Since 2009, China has become the biggest world market for automobile production and sales, overtaking the USA. Such an impressive growth has been achieved in less than 30 years, after China’s opening up to the outside world in 1978. Multinational corporations (MNCs), domestic companies and governments have jointly contributed to the industrialization of Chinese automotive industry. MNCs made significant strategic changes since the 1980s, by taking into account the emergence of Chinese competitors, changing consumer’s needs and governmental policies. Chinese companies, including newcomers in the late 1990s such as Geely or BYD, have demonstrated their astonishing capability of catching up. Central and regional governments and central ministries strive to balance between intervention and liberalization by taking into account the dynamics of firms and international institutions like World Trade Organisation (WTO).
Meanwhile, the Chinese automotive industry is full of challenges and contradictions. Foreign OEMs have to cope with the second best choice of “joint ventures” imposed by Chinese regulations, while accelerating the introduction of cars with cutting edge technology. Local OEMs are highly innovative in building intrinsic brands, although they are increasingly dependent towards foreign tier-one suppliers when targeting medium to luxury sedans.
Central government set up industrial policies to rationalize a highly fragmented industry, while regional governments are competing with each other to build local automotive clusters. Chinese consumers are becoming more exigent while talent shortages in distribution network are affecting the brand value of cars. In-depth academic research on China automotive industry is lacking. The objective of this special issue is to narrow this gap.

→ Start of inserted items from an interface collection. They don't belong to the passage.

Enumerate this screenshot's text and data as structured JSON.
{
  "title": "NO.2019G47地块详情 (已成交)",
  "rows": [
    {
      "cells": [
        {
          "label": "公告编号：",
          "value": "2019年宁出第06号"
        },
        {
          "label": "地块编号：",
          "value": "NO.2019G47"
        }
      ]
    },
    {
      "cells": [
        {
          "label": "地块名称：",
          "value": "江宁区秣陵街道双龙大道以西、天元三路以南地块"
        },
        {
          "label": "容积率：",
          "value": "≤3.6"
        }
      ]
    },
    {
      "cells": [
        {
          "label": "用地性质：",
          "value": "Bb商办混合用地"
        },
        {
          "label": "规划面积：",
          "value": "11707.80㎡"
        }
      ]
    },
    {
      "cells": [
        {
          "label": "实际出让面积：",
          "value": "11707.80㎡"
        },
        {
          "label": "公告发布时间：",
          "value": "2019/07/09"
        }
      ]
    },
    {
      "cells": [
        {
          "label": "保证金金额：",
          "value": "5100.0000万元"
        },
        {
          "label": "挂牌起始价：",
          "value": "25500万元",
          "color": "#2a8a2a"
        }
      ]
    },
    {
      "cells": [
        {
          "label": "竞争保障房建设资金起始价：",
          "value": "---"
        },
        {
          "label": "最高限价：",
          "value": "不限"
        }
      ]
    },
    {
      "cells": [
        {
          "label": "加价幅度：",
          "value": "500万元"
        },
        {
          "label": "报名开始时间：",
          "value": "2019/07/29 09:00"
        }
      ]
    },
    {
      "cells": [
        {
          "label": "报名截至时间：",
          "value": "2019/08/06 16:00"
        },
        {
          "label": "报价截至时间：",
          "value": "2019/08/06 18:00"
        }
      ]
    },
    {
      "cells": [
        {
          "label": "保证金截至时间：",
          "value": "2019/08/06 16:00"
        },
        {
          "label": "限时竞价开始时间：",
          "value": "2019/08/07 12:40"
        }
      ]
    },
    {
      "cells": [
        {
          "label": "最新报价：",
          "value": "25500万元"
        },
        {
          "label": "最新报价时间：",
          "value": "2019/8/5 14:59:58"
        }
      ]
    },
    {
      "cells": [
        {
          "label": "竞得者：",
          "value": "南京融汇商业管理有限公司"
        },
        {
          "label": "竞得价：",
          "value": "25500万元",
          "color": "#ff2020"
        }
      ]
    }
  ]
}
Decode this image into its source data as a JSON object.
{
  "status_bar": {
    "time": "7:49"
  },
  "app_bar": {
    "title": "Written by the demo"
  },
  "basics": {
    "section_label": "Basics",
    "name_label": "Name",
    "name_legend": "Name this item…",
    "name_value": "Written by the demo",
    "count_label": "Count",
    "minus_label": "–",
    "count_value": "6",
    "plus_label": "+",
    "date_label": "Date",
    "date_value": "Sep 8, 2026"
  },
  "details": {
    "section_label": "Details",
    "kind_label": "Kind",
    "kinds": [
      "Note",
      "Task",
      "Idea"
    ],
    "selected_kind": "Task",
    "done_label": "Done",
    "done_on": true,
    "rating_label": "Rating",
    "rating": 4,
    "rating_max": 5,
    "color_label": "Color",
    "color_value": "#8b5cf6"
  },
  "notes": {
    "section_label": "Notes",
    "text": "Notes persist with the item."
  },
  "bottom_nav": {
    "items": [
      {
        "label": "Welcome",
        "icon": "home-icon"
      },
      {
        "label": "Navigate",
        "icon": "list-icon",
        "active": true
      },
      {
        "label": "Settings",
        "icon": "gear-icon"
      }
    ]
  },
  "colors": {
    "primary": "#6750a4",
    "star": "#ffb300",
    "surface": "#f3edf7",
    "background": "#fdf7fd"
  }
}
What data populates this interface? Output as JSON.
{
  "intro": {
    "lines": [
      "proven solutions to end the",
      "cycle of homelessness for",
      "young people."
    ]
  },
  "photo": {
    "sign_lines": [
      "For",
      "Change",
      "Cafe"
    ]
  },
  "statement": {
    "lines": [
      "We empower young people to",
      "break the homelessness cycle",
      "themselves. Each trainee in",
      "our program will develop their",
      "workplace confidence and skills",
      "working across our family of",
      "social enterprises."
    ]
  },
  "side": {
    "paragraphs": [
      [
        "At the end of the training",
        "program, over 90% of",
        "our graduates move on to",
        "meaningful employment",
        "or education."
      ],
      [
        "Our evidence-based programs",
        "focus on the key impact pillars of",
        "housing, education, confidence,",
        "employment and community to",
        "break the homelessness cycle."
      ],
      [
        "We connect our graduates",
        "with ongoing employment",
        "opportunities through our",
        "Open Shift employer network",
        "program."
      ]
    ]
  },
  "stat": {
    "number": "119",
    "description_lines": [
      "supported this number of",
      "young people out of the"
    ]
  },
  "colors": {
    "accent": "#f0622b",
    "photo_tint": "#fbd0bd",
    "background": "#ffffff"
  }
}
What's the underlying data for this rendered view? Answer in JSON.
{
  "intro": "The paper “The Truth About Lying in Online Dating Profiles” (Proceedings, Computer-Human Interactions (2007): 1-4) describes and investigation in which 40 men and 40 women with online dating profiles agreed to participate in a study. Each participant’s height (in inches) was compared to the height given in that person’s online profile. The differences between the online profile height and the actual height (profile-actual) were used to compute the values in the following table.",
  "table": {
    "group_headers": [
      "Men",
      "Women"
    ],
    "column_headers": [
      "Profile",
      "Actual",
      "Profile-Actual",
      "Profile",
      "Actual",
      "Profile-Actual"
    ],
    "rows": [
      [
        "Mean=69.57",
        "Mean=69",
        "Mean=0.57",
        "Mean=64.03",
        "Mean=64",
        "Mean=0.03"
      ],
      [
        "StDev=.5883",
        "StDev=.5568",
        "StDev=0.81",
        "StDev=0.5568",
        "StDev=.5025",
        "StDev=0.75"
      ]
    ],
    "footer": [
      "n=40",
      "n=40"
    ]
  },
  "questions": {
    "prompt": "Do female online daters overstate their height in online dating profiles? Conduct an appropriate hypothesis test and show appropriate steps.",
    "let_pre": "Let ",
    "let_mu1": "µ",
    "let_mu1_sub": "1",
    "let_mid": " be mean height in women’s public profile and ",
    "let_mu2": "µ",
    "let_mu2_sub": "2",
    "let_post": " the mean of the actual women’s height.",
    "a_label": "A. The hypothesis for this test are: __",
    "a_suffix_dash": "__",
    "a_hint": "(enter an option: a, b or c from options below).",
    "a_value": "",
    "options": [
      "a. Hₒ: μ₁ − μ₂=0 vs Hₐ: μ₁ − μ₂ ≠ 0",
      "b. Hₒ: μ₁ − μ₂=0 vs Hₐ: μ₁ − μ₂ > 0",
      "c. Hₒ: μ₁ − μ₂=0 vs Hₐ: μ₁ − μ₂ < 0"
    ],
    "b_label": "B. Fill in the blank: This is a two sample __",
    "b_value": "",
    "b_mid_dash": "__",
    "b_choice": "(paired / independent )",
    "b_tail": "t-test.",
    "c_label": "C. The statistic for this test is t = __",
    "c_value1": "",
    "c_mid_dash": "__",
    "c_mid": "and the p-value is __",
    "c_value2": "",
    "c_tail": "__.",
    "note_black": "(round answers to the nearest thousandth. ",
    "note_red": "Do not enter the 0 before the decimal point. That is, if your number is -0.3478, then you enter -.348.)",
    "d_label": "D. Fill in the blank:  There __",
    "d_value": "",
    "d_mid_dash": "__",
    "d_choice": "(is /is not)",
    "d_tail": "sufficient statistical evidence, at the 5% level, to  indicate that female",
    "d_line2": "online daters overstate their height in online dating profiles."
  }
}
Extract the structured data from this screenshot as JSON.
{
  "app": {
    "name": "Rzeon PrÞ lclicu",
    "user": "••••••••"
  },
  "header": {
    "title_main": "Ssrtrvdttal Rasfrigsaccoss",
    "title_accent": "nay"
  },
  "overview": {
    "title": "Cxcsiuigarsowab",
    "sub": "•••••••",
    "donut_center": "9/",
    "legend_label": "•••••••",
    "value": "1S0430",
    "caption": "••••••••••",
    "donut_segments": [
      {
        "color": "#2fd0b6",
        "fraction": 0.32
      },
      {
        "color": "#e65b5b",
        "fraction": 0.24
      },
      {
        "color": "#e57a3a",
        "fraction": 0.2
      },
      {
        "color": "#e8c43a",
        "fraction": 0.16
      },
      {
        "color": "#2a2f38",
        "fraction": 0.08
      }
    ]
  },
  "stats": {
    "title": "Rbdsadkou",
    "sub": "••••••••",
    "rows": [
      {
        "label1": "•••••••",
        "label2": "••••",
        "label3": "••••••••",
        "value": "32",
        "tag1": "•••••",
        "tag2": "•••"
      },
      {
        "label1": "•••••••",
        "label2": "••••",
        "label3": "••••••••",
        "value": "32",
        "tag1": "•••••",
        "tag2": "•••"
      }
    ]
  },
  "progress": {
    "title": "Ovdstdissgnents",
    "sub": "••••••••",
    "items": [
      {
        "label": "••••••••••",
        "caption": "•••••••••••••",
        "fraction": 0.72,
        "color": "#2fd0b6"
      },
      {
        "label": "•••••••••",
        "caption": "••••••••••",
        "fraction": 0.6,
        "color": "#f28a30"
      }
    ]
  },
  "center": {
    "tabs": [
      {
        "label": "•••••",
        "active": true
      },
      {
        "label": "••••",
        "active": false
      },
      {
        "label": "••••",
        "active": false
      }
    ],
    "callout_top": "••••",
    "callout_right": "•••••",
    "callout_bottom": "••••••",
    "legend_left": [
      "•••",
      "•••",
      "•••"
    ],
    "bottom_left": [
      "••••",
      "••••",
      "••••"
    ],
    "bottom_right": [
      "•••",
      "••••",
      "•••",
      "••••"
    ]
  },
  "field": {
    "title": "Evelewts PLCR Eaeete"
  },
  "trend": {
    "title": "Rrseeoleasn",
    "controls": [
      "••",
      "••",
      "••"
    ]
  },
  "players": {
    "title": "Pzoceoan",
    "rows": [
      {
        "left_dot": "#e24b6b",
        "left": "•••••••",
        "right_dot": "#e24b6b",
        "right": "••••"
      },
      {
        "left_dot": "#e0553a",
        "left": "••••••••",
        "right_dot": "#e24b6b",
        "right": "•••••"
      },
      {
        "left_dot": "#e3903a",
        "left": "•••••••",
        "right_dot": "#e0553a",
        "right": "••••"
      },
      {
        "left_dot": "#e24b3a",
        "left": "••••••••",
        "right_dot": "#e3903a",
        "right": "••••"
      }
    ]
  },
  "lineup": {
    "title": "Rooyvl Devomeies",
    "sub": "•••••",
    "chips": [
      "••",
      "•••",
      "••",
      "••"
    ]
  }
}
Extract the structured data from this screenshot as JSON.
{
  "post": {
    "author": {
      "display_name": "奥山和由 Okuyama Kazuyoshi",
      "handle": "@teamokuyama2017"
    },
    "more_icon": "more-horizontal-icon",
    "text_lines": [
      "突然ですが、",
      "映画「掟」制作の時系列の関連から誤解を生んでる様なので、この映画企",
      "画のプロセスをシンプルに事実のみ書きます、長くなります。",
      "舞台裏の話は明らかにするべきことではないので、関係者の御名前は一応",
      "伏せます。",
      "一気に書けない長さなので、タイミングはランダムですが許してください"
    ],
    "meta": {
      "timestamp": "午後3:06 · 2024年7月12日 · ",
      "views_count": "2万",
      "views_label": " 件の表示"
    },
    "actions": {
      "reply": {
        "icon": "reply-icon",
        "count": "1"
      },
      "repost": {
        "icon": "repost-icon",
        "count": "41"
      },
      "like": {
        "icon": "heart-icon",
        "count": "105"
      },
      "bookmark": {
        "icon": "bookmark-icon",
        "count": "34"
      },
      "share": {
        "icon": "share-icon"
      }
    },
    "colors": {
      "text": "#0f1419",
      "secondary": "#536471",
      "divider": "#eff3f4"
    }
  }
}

Papers to be included in this special issue should be focused on one or more of the following subjects (the list is indicative rather than exhaustive):
- Joint ventures between Chinese and foreign carmakers: strategies, cooperation and competition.
- Local players' governance and ownership
- Vertical relationship between OEM and suppliers
- Markets, consumers behaviour, distribution network
- Innovation, R&D, catching up, and leapfrogging, new energy vehicles
- Industrial policies, regulations, and local dynamics
Deadline for (extended) abstract submission: 31 March 2011
Response by guest editors: 30 April 2011
Special Issue Session of GERPISA to be held in Paris: 8/9/10 June 2011 (see below)
Deadline for full paper submission (incorporating discussion comments): 31 August 2011
We propose to hold a Special Issue session for the 19th GERPISA International Colloquium, June, 2011 in Paris (more details will be communicated in the coming two months). Papers will be reviewed and discussed by special issue editors. While all submitted papers will go through the regular double-blind journal review process, we believe that a face-to-face encounter at such a special issue session will result in better papers. Participation in the GERPISA session will not be a necessary condition for acceptance into the Special Issue, but we will strongly encourage all potential authors to attend the GERPISA session.